Even more amazing was how Rage became such pioneers in the musical landscape (just do not blame them for the blasphemy that turned out to be Limp Bizkit, the douchebag you knew in college with the “Free Mumia” sign in his window even though he could not tell you the difference between Mumia and Mustafa, or Paul Ryan) was there was a very strong message which can been seen right on their debut album cover, this month’s induction into the Scooter Hall of Fame, which depicts a monk who set himself on fire protesting an anti-Buddhist regime. It was only highlighted by the opening track Bombtrack which repeated the line, “Burn, burn, yes you’re gonna burn.”

Rage Against the Machine even had their breakout MTV moment when the former music channel picked up their most politically charged song and video Freedom as a Buzzworthy selection and put it into heavy rotation. In-between a vigorous live show, featuring a very sweaty fat young kid, the video gave us a history lesson about Leonard Peltier who did not receive a fair trial when convicted of killing two FBI officers. But for the most agro for your buck, there is Killing in the Name Of which builds and builds until lead singer Zack de la Rocha (and pretty much every male under the age of forty within earshot) starts screaming “(Expletive deleted) you I won’t do what you tell me.”

Rage Against the Machine (WARNING: the next line will make you feel old) turned twenty late last year and included the prerequisite rerelease with plenty of different version that includes demo full DVD of a concert and music videos (the most bare bones version you can currently download for only $2.99) which will have frat boys and Paul Ryan raging for another twenty years.

Wednesday, January 02, 2013

On the Next Arrested Development…
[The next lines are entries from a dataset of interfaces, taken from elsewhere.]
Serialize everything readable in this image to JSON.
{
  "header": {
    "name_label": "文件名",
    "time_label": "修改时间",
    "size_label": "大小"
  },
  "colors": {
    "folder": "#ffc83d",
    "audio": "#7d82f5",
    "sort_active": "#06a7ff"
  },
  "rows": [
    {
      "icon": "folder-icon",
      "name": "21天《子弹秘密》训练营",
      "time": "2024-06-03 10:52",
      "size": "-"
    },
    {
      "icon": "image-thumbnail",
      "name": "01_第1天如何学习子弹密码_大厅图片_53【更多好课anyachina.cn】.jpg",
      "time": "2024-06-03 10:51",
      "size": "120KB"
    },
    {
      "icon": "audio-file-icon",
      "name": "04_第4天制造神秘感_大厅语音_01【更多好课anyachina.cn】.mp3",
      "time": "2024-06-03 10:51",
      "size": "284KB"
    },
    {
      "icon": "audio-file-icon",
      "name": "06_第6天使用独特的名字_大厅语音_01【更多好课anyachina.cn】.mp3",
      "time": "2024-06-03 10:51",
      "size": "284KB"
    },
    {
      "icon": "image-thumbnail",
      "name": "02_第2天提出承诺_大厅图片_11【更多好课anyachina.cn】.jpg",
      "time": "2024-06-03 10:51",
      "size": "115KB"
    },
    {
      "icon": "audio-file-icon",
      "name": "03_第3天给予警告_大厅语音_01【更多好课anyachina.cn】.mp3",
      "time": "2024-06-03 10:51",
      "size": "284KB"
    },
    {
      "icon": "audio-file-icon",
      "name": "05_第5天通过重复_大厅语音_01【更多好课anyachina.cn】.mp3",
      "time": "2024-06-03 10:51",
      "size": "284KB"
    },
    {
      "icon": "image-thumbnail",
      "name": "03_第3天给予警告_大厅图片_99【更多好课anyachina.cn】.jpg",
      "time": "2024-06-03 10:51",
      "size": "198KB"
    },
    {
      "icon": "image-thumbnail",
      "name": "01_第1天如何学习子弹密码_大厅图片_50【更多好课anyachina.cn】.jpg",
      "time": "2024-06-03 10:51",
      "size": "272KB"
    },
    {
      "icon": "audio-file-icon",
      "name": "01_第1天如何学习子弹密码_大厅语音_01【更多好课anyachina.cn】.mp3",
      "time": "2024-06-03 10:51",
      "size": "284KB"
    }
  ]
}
After Jericho fans flooded the CBS studios with peanuts, studios have came up with a new way temper the anger of obsessive fans by floating the idea of a movie that never ever materializes be it Veronica Mars, Angel, or Party Down. Arrested Development actually started this trend by inserting a line into the series finale, after failing to get Showtime, HBO or any other cable network, about turning the fake documentary show into a movie as suggested by the show’s narrator Ron Howard.

Years of rumors got me fed up to the point I put an Arrested Development ban until I actually saw a final product. But what you know, Netflix ended up reviving the series, the fourth season has been filmed and will be dumped all at once sometime this spring (hopefully which will be followed by a DVD release because I really do not have any desire to sign up, but I could always use their two week free preview they are always e-mailing me about) ten years after the show first premiered. Everyone will be back including guest stars Henry Winkler, Liza Minnelli, and Mae Whitman (her?)

Can the cast catch lightning in a bottle seven years after being off the air? Hopefully Mitch Hurwitz post Arrested Development endevores is not an indication (Sit Down Shut Up, Running Wilde) even if they featured numerous Arrested Development alumni. But during its original three season run, Arrested Development, this month’s induction into the Scooter Hall of Fame, was absurdist comedy at its most hilarious.

The show followed the Bluth family, who run a shady and inept real estate business that the lone good guy in family is trying to turn around. Making it even harder is his criminal father out of touch mother, the older brother who has way more confidence than he should, a younger brother with none, his superficial sister and probably gay husband. And do not forget the voice of God provided by Ron Howard. There is no joke the show could not pass up like having Fonzie literally jumping over a shark. I am not sure if the new episodes (or potential movie) will be any good but at the very least it makes for a good reason to dust off the DVD’s of the first season, or add them to your collection if they are not already there.

Now if only someone would pick up Veronica Mars: The CIA Years. Netflix? Amazon? DirecTV? Hey, it is not like The CW currently has anything better on their current schedule, maybe they can right their wrong and become an actual credible network for the first time since unceremoniously dumping Veronica Mars for something called Farmer Takes a Wife.